__Required work__
Look through the records and copy each line that has "detail" in it.
══ Task data
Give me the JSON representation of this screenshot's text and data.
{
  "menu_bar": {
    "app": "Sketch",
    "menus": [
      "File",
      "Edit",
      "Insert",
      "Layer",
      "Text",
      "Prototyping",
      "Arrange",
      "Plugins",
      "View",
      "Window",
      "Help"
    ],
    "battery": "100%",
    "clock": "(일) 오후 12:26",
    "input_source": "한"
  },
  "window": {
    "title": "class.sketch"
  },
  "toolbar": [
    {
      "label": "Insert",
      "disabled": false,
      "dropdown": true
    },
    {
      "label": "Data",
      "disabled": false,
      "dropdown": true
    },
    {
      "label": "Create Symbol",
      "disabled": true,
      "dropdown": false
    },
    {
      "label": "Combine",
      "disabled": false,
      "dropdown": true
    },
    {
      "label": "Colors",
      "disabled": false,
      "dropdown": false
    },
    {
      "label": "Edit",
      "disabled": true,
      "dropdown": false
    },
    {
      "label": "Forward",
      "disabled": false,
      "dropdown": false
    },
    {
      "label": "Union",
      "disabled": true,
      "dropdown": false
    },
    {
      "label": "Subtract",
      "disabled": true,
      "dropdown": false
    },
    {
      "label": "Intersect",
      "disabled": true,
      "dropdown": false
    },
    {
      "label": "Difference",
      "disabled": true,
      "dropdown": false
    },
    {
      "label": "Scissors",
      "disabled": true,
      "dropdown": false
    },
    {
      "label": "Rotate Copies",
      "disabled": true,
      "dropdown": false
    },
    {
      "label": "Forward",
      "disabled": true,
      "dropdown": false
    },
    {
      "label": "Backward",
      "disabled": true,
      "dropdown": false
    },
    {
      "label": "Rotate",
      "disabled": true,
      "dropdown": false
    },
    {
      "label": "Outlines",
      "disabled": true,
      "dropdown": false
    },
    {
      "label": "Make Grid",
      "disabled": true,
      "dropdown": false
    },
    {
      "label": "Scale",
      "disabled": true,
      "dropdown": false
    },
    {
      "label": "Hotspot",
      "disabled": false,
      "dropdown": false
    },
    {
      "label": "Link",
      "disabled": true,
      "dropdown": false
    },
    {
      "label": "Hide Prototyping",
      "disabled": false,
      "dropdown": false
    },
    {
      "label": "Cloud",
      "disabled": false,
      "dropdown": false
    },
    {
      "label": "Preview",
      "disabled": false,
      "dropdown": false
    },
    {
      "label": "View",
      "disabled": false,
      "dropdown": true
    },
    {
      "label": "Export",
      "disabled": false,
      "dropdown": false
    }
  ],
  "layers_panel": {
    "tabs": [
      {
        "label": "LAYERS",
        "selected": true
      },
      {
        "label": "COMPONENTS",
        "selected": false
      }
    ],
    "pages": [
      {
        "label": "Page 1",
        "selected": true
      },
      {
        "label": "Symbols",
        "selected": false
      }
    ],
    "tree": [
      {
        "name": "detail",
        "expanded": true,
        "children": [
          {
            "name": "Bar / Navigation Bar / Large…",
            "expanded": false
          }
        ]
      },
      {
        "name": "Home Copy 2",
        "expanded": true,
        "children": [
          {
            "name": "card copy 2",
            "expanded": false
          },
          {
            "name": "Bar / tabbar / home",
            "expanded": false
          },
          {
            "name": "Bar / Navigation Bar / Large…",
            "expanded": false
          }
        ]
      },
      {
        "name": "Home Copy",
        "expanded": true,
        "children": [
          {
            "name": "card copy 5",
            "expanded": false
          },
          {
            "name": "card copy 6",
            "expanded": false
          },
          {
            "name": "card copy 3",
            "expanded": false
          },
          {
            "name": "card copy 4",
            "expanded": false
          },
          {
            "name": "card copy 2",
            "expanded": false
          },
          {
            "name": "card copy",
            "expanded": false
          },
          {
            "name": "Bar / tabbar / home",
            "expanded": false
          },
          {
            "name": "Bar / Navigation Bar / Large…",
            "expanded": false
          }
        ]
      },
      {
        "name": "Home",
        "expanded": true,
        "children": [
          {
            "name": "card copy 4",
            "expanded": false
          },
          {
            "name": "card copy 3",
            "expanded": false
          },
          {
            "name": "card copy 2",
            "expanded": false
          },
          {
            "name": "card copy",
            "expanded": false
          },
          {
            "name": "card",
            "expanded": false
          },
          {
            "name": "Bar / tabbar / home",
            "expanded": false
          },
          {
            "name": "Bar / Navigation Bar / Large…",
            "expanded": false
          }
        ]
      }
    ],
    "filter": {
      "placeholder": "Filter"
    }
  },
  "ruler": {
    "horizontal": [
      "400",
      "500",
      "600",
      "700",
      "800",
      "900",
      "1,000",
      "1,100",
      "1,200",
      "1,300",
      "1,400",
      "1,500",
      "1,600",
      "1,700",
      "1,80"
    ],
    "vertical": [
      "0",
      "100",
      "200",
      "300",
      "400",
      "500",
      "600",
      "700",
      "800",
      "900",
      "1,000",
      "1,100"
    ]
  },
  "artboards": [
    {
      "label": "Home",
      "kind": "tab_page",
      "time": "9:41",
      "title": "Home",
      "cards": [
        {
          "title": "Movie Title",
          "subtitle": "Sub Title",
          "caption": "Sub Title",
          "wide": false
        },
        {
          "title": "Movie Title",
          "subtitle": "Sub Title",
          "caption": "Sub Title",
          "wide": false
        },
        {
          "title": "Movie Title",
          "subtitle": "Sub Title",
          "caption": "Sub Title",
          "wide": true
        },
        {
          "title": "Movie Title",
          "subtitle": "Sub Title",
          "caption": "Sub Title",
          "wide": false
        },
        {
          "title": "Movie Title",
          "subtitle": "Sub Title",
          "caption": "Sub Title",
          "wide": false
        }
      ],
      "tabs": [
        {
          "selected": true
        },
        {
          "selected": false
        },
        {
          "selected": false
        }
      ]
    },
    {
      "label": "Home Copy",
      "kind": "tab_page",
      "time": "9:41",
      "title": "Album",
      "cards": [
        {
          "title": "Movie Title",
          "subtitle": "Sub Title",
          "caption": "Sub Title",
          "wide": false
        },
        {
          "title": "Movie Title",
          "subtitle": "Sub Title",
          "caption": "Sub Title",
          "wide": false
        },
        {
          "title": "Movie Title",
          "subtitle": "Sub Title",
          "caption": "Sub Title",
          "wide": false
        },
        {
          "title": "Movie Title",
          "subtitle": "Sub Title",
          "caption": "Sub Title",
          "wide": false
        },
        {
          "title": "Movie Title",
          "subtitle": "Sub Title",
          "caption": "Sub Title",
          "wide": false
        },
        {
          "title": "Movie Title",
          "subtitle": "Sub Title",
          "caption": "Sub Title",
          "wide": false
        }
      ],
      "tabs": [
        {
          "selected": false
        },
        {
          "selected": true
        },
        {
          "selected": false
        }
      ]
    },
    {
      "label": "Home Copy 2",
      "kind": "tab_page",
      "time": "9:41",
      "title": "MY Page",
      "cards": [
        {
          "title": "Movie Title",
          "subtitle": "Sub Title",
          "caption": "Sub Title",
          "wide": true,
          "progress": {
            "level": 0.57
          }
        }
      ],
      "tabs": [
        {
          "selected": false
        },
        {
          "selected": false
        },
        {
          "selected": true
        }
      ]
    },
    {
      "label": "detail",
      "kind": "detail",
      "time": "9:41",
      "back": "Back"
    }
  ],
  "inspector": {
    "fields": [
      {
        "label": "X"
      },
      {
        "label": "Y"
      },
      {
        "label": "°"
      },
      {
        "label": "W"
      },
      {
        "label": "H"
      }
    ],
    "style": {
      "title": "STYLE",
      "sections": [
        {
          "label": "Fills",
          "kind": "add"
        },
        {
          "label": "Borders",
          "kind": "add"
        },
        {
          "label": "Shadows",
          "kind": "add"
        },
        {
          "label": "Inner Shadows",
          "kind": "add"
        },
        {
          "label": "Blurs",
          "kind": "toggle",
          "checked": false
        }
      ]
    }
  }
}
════
__Solved problem__
        "name": "detail",
      "label": "detail",
      "kind": "detail",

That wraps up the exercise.